The budget will navigate its way through the legislature, with a June deadline to pass. It’s a complex process — and one that students may not be aware has a big impact on their education.

Paul Supowitz, vice chancellor of community and government relations, helps track and explain this unique process. He also is the University’s liaison with Harrisburg, educating legislators about Pitt’s academics, research and community service — in other words, he shares Pitt’s impact across Pennsylvania

Pittwire asked Supowitz to explain what the Pitt community needs to know about this year’s budget process, what’s at stake and how you can help.

How does the state budget impact Pitt?

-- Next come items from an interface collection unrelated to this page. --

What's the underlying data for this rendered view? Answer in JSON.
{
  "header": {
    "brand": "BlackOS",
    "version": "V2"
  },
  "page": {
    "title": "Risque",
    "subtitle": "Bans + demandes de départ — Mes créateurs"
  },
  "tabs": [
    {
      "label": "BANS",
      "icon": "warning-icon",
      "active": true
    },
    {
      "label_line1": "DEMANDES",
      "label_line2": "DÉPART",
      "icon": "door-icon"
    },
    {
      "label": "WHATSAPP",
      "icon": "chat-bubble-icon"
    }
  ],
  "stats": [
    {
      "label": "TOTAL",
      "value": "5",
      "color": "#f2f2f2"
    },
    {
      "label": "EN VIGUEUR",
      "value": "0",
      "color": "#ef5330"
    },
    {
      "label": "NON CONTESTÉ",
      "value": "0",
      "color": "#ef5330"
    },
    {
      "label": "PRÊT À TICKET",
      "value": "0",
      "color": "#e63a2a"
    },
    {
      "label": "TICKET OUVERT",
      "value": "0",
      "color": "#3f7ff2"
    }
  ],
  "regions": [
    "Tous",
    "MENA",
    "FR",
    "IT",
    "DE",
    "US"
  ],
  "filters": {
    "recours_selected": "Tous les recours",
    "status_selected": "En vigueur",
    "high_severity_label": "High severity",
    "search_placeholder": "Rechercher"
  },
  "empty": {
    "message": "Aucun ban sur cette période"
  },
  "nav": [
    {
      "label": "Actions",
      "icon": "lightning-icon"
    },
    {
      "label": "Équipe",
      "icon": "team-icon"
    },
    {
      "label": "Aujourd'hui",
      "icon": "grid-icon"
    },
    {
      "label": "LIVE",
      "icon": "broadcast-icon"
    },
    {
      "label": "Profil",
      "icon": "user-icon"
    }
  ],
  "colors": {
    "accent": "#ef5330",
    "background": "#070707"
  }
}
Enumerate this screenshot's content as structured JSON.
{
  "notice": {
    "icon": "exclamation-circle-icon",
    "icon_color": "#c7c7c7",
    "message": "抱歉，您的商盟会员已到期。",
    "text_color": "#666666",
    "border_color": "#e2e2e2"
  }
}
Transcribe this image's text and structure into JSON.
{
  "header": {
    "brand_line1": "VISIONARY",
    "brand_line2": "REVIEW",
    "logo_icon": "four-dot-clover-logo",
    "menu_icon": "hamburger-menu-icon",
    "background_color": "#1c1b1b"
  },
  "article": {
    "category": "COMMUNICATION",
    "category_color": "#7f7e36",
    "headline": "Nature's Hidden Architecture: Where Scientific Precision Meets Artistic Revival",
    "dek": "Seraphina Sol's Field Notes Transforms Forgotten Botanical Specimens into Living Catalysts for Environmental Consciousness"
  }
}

State budget decisions have a direct and immediate impact on Pitt students and families who call Pennsylvania home. Every year, lawmakers must choose to fund a tuition discount for in-state students and their families. This discount is significant — saving Pitt students and families throughout the commonwealth more than $15,000 in tuition costs each year.

Isn’t the in-state tuition discount automatic for Pennsylvania students?

Unfortunately, no. Lawmakers must vote on this issue every year. And so, every year, Pitt students and Pennsylvania families are at risk of losing this powerful, life-changing benefit. 

Gov. Tom Wolf just announced his budget — what happens next?

The governor released his budget proposal on Feb. 8, and he called for increasing the state’s investment in education. This is a good first step — but it’s a long budget process, and the deadline to pass the state’s final budget is June 30. Pennsylvania lawmakers ultimately get the final say, and this includes voting yes to funding an in-state tuition discount for Pitt students.

[Want to learn more? Here’s in-depth explanation of the state budget process.]
From now to June 30, the Pitt community is going to stay busy advocating on behalf of Pennsylvania students and families. In March, Chancellor Patrick Gallagher will appear before the Senate and House appropriations committees to answer questions from lawmakers and speak to the importance of supporting Pennsylvanians in accessing and affording a world-class Pitt education.

In the coming weeks and months, we’ll be advertising a number of ways that Pitt community members can get involved and help protect and preserve this critical benefit for Pennsylvania’s students and families.

I don’t want to wait. Can we start helping now?

State officials are always eager to hear from the students and families they represent. If you are a Pennsylvania resident, consider reaching out to the lawmakers in your home district and urging them to protect and preserve the in-state tuition discount for Pitt students.

Another option is to join our Pitt Advocates network. This is a group of Pitt alumni, faculty, staff, students and friends who are interested in staying informed and advocating on behalf of our University community and its members.  

A third option is to participate in Pitt Day in Harrisburg on March 29. This event, just like its name suggests, brings Pitt community members and lawmakers together for the day. It’s a great way to visit the Pennsylvania State Capitol. But, even more important, it’s an opportunity to connect directly with elected officials and discuss specific issues — like protecting the state-funded tuition discount — that are important to you. Details for the event will be released soon.

Building a brighter Pennsylvania

The University of Pittsburgh is a top-ranked public university in the commonwealth, educating about 20,000 Pennsylvanians and injecting an estimated $4.2 billion into the state each year. Pitt is also a national leader in academic excellence and biomedical research — maintaining a top spot in research funds received from the National Institutes of Health — and a proud community anchor, transforming local lives and communities with its mission of creating and leveraging knowledge for society’s gain. Read more about Pitt’s contributions to the commonwealth.